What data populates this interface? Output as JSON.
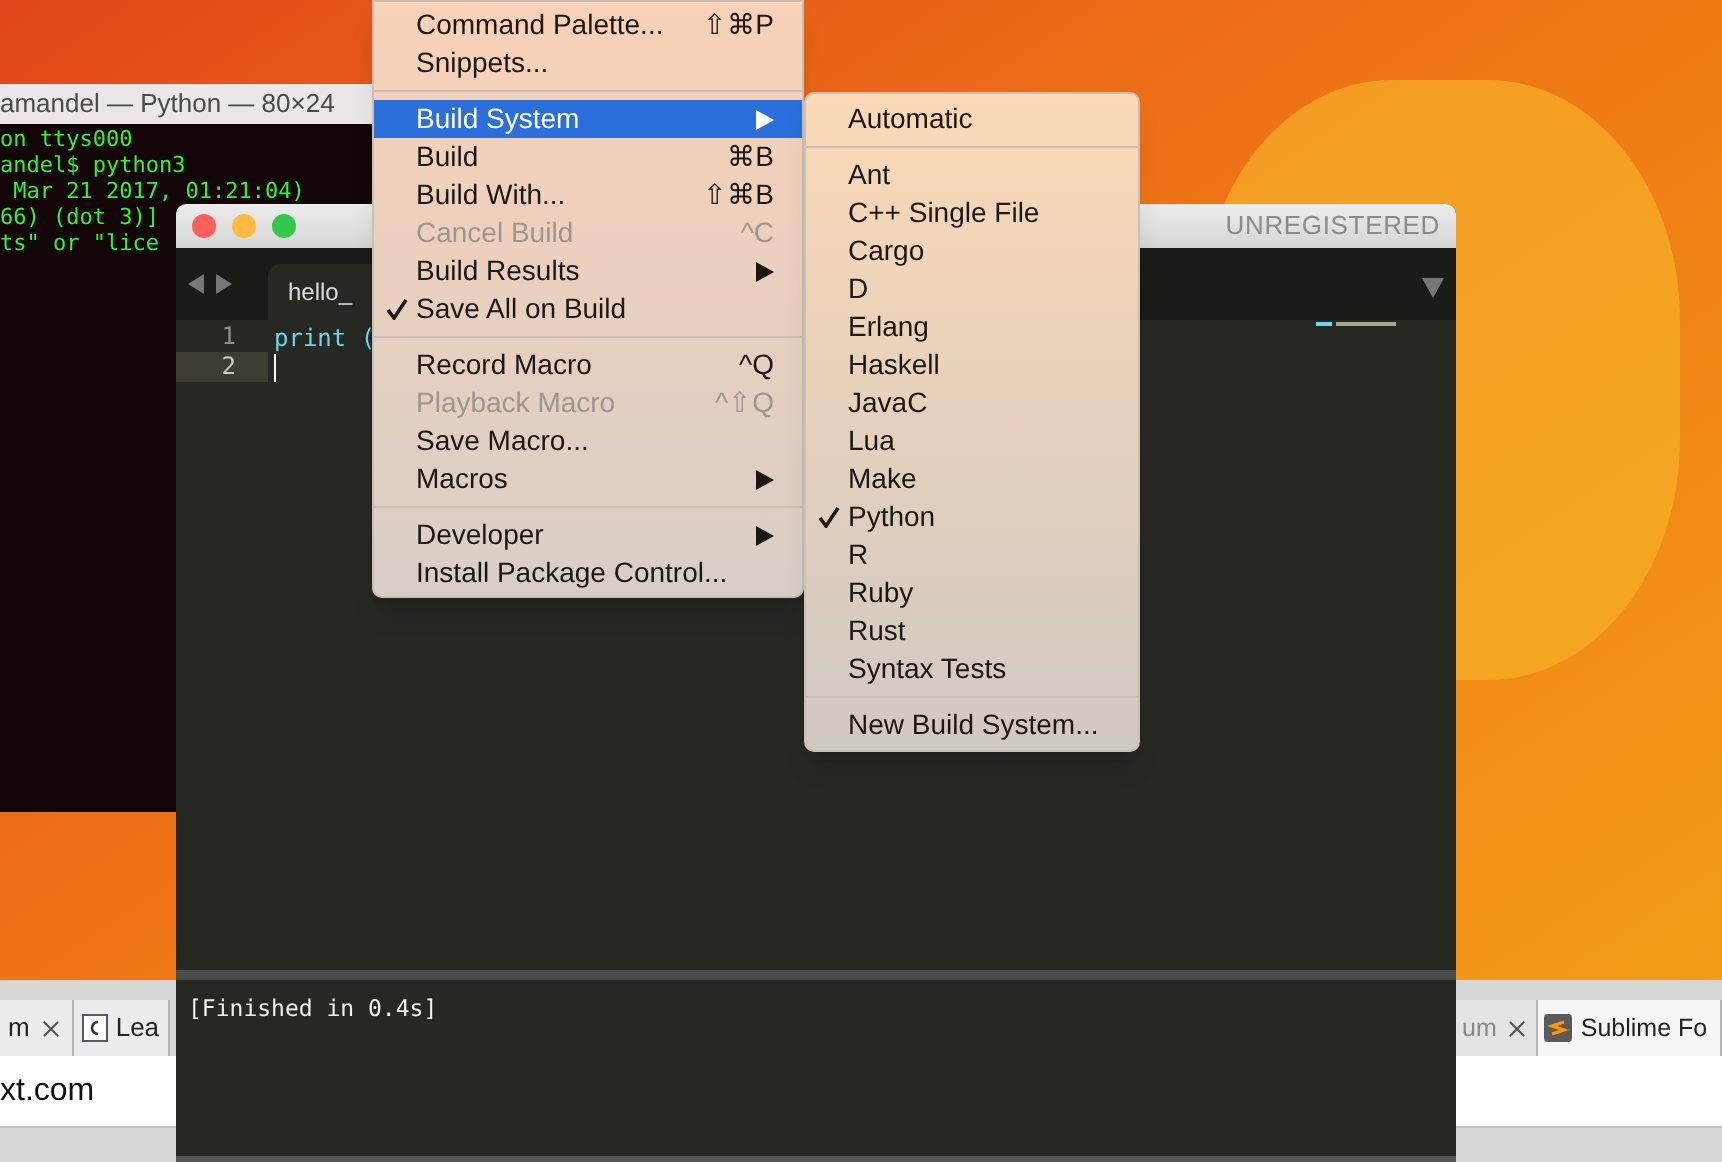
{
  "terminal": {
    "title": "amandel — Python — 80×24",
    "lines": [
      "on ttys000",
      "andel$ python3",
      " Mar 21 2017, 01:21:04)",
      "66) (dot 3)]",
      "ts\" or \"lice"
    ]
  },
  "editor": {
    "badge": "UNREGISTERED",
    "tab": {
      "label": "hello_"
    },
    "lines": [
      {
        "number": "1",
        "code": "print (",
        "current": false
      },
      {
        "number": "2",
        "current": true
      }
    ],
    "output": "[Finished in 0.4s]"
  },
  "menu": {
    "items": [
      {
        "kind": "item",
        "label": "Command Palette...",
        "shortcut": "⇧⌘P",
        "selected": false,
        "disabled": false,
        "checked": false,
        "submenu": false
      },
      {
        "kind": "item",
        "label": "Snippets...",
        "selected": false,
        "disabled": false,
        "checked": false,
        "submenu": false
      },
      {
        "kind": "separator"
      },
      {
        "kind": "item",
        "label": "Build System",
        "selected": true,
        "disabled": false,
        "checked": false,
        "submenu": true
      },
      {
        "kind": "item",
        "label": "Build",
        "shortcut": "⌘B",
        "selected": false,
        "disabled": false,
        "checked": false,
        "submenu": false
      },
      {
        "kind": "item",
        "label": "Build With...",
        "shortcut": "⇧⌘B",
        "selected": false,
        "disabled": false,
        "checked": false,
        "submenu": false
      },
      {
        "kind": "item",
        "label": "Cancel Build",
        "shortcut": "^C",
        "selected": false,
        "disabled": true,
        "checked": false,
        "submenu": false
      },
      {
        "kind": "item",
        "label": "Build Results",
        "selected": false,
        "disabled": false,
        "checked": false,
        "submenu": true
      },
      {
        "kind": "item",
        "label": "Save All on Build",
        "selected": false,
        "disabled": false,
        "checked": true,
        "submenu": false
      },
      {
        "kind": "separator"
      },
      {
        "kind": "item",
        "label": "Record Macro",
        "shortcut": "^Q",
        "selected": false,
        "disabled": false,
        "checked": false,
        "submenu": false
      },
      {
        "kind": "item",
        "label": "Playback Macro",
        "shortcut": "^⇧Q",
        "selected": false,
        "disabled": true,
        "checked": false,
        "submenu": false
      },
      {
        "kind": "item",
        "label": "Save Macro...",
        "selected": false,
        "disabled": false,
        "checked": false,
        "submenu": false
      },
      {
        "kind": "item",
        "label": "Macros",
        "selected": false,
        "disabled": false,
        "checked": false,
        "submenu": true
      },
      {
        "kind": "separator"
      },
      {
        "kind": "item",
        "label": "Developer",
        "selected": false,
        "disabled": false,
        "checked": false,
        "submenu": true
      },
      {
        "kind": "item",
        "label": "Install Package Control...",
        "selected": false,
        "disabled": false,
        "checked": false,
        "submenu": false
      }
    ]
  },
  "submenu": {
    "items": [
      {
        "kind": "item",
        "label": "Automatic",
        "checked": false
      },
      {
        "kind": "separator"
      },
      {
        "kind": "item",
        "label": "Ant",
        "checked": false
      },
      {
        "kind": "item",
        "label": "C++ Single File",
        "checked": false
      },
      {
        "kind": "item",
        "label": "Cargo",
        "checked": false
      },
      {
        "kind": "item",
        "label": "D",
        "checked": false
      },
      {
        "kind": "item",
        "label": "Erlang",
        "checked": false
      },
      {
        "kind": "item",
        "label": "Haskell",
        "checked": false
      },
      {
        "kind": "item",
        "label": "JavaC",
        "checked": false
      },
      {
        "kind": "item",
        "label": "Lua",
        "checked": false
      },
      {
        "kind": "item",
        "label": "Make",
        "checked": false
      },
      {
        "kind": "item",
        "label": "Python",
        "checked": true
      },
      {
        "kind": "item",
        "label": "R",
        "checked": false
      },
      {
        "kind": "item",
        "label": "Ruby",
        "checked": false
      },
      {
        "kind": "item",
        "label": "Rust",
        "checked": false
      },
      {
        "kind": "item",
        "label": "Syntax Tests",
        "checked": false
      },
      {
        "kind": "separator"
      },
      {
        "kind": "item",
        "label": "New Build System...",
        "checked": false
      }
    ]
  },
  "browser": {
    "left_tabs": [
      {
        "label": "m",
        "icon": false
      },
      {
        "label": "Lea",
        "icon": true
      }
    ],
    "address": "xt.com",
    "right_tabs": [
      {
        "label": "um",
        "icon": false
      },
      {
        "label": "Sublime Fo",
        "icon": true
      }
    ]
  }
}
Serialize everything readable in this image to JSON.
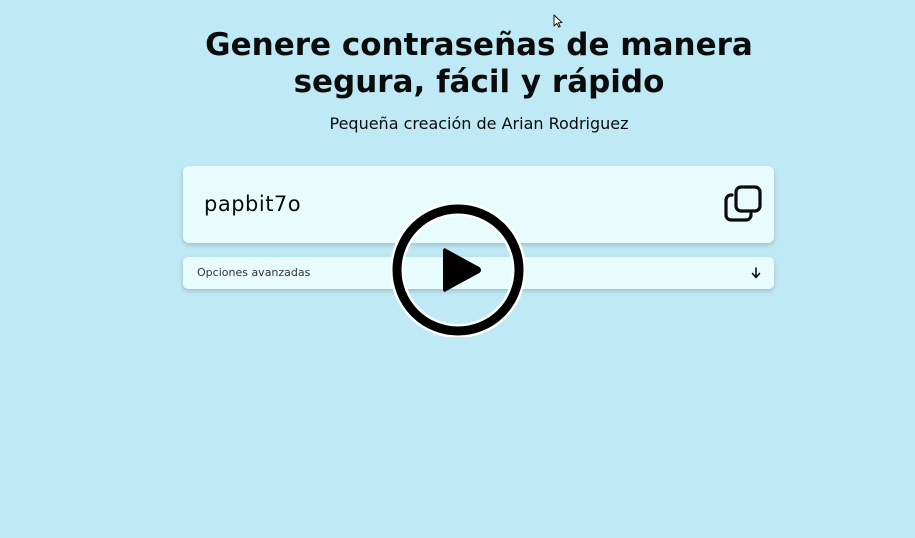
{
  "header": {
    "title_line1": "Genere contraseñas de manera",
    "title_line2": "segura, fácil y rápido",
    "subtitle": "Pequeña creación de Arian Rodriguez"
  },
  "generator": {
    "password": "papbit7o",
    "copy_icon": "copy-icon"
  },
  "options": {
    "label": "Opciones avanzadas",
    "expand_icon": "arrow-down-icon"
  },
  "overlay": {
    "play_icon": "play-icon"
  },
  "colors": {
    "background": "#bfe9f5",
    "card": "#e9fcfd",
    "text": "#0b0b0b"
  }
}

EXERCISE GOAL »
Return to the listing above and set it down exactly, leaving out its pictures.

EXERCISE ANSWER »
What data populates this interface? Output as JSON.
{
  "terminal": {
    "title": "amandel — Python — 80×24",
    "lines": [
      "on ttys000",
      "andel$ python3",
      " Mar 21 2017, 01:21:04)",
      "66) (dot 3)]",
      "ts\" or \"lice"
    ]
  },
  "editor": {
    "badge": "UNREGISTERED",
    "tab": {
      "label": "hello_"
    },
    "lines": [
      {
        "number": "1",
        "code": "print (",
        "current": false
      },
      {
        "number": "2",
        "current": true
      }
    ],
    "output": "[Finished in 0.4s]"
  },
  "menu": {
    "items": [
      {
        "kind": "item",
        "label": "Command Palette...",
        "shortcut": "⇧⌘P",
        "selected": false,
        "disabled": false,
        "checked": false,
        "submenu": false
      },
      {
        "kind": "item",
        "label": "Snippets...",
        "selected": false,
        "disabled": false,
        "checked": false,
        "submenu": false
      },
      {
        "kind": "separator"
      },
      {
        "kind": "item",
        "label": "Build System",
        "selected": true,
        "disabled": false,
        "checked": false,
        "submenu": true
      },
      {
        "kind": "item",
        "label": "Build",
        "shortcut": "⌘B",
        "selected": false,
        "disabled": false,
        "checked": false,
        "submenu": false
      },
      {
        "kind": "item",
        "label": "Build With...",
        "shortcut": "⇧⌘B",
        "selected": false,
        "disabled": false,
        "checked": false,
        "submenu": false
      },
      {
        "kind": "item",
        "label": "Cancel Build",
        "shortcut": "^C",
        "selected": false,
        "disabled": true,
        "checked": false,
        "submenu": false
      },
      {
        "kind": "item",
        "label": "Build Results",
        "selected": false,
        "disabled": false,
        "checked": false,
        "submenu": true
      },
      {
        "kind": "item",
        "label": "Save All on Build",
        "selected": false,
        "disabled": false,
        "checked": true,
        "submenu": false
      },
      {
        "kind": "separator"
      },
      {
        "kind": "item",
        "label": "Record Macro",
        "shortcut": "^Q",
        "selected": false,
        "disabled": false,
        "checked": false,
        "submenu": false
      },
      {
        "kind": "item",
        "label": "Playback Macro",
        "shortcut": "^⇧Q",
        "selected": false,
        "disabled": true,
        "checked": false,
        "submenu": false
      },
      {
        "kind": "item",
        "label": "Save Macro...",
        "selected": false,
        "disabled": false,
        "checked": false,
        "submenu": false
      },
      {
        "kind": "item",
        "label": "Macros",
        "selected": false,
        "disabled": false,
        "checked": false,
        "submenu": true
      },
      {
        "kind": "separator"
      },
      {
        "kind": "item",
        "label": "Developer",
        "selected": false,
        "disabled": false,
        "checked": false,
        "submenu": true
      },
      {
        "kind": "item",
        "label": "Install Package Control...",
        "selected": false,
        "disabled": false,
        "checked": false,
        "submenu": false
      }
    ]
  },
  "submenu": {
    "items": [
      {
        "kind": "item",
        "label": "Automatic",
        "checked": false
      },
      {
        "kind": "separator"
      },
      {
        "kind": "item",
        "label": "Ant",
        "checked": false
      },
      {
        "kind": "item",
        "label": "C++ Single File",
        "checked": false
      },
      {
        "kind": "item",
        "label": "Cargo",
        "checked": false
      },
      {
        "kind": "item",
        "label": "D",
        "checked": false
      },
      {
        "kind": "item",
        "label": "Erlang",
        "checked": false
      },
      {
        "kind": "item",
        "label": "Haskell",
        "checked": false
      },
      {
        "kind": "item",
        "label": "JavaC",
        "checked": false
      },
      {
        "kind": "item",
        "label": "Lua",
        "checked": false
      },
      {
        "kind": "item",
        "label": "Make",
        "checked": false
      },
      {
        "kind": "item",
        "label": "Python",
        "checked": true
      },
      {
        "kind": "item",
        "label": "R",
        "checked": false
      },
      {
        "kind": "item",
        "label": "Ruby",
        "checked": false
      },
      {
        "kind": "item",
        "label": "Rust",
        "checked": false
      },
      {
        "kind": "item",
        "label": "Syntax Tests",
        "checked": false
      },
      {
        "kind": "separator"
      },
      {
        "kind": "item",
        "label": "New Build System...",
        "checked": false
      }
    ]
  },
  "browser": {
    "left_tabs": [
      {
        "label": "m",
        "icon": false
      },
      {
        "label": "Lea",
        "icon": true
      }
    ],
    "address": "xt.com",
    "right_tabs": [
      {
        "label": "um",
        "icon": false
      },
      {
        "label": "Sublime Fo",
        "icon": true
      }
    ]
  }
}
Serialize everything readable in this image to JSON.
{
  "header": {
    "title_line1": "Genere contraseñas de manera",
    "title_line2": "segura, fácil y rápido",
    "subtitle": "Pequeña creación de Arian Rodriguez"
  },
  "generator": {
    "password": "papbit7o",
    "copy_icon": "copy-icon"
  },
  "options": {
    "label": "Opciones avanzadas",
    "expand_icon": "arrow-down-icon"
  },
  "overlay": {
    "play_icon": "play-icon"
  },
  "colors": {
    "background": "#bfe9f5",
    "card": "#e9fcfd",
    "text": "#0b0b0b"
  }
}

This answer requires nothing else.